The irony of not updating our blog for going on six weeks is that for the first time in a long time I actually have something, or rather lots of things, to write about. And for a change it all feels so positive and worthy of sharing. It seems that each day a new realization occurs to me, a little nugget of enlightenment or just a funny little anecdote about Ben, and I can't wait to sit down to write about it. Except the ebb and flow of sober living attracts me so much that I move on to the next thought, word, or action and I lose the time to physically tap out words to express my little brainstorm.
After saying that I have to confess there have been many moments over the last month that I've spent in the eyes of some just "wasting time" with my kids in the evenings. That may or may not include curling up on the couch with one of them for a big drooly smoochfest, or a passionate game of whatever Wii sport Jessie chooses to kick my ass in, or just lounging between two sleepy souls with two sets of long legs entangled on my lap admiring the incredibleness that defines my two kids. 95 days ago Jessie and Ben couldn't count on that foot-rubbing guy to be anything close to sociable later on in the evenings, much less having their dad even awake or alert enough to notice the value of such profound moments - moments that some parents never will get back. Thank God I am no longer one of those.
In between those short snippets of pure joy have been visits with my two brothers - the two most responsible people for my sobriety - including a trip to Tampa, Florida for spring training baseball games; a fun day-long excursion to a NASCAR race with two of the folks financially involved with renovations to Ben's living space; watching Jessie learn and play softball; and the not-so-great annual allergy roller-coaster of March many of us endure here in the southern United States. The irony of ironies? Ben has been the healthiest of us all the past month or so!
Life is indeed good. I guess if I looked hard enough I could find something to complain about but it is just too much fun right now noticing all of the terrific stuff - the family, the friends, the music, the laughter, the smiles, the colors - surrounding me at the moment.
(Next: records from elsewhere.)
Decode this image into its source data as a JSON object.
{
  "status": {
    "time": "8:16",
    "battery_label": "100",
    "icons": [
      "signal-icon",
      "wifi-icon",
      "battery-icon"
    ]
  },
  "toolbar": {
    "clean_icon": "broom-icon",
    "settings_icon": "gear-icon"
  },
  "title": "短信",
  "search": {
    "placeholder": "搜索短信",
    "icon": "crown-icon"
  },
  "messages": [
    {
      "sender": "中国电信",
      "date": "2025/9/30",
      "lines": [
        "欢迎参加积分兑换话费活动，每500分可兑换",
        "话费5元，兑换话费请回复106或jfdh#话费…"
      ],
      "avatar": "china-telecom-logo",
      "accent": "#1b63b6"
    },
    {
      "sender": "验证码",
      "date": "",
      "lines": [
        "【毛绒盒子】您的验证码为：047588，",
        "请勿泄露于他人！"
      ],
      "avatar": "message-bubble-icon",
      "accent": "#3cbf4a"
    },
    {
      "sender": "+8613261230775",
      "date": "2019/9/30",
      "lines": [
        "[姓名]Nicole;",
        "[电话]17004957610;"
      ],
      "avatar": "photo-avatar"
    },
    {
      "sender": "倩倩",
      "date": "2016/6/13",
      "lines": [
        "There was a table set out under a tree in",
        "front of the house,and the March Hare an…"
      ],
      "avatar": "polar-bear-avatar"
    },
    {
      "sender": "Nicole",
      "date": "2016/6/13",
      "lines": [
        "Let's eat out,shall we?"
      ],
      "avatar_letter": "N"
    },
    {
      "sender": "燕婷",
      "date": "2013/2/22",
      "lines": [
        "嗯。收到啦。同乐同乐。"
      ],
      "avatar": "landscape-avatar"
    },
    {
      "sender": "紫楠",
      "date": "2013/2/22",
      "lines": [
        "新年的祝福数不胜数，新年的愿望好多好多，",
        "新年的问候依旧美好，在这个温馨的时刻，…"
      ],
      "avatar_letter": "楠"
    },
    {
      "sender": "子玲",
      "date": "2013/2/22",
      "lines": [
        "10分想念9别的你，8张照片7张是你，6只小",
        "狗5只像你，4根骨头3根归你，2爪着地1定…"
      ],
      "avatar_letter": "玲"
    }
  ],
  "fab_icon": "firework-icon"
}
There's an old almost forgotten trick one of my art mentors taught me a long time ago to help me break out of a rut or encourage creativity when the painting ideas have dried up. "Take out a couple of your favorite paints and put a few blobs of color on your palette," he says to me. "Close your eyes and smell the fragrance of those pigments and binders. Now put your hand on your palette making sure you get a good amount of paint between your fingers - rub 'em together like your breaking up a clod of dirt." Finally he tells me, "Now open your eyes and look at your hand. You have a choice. Are you gonna go wash your hands or do something better with all that paint stuck to your paw?"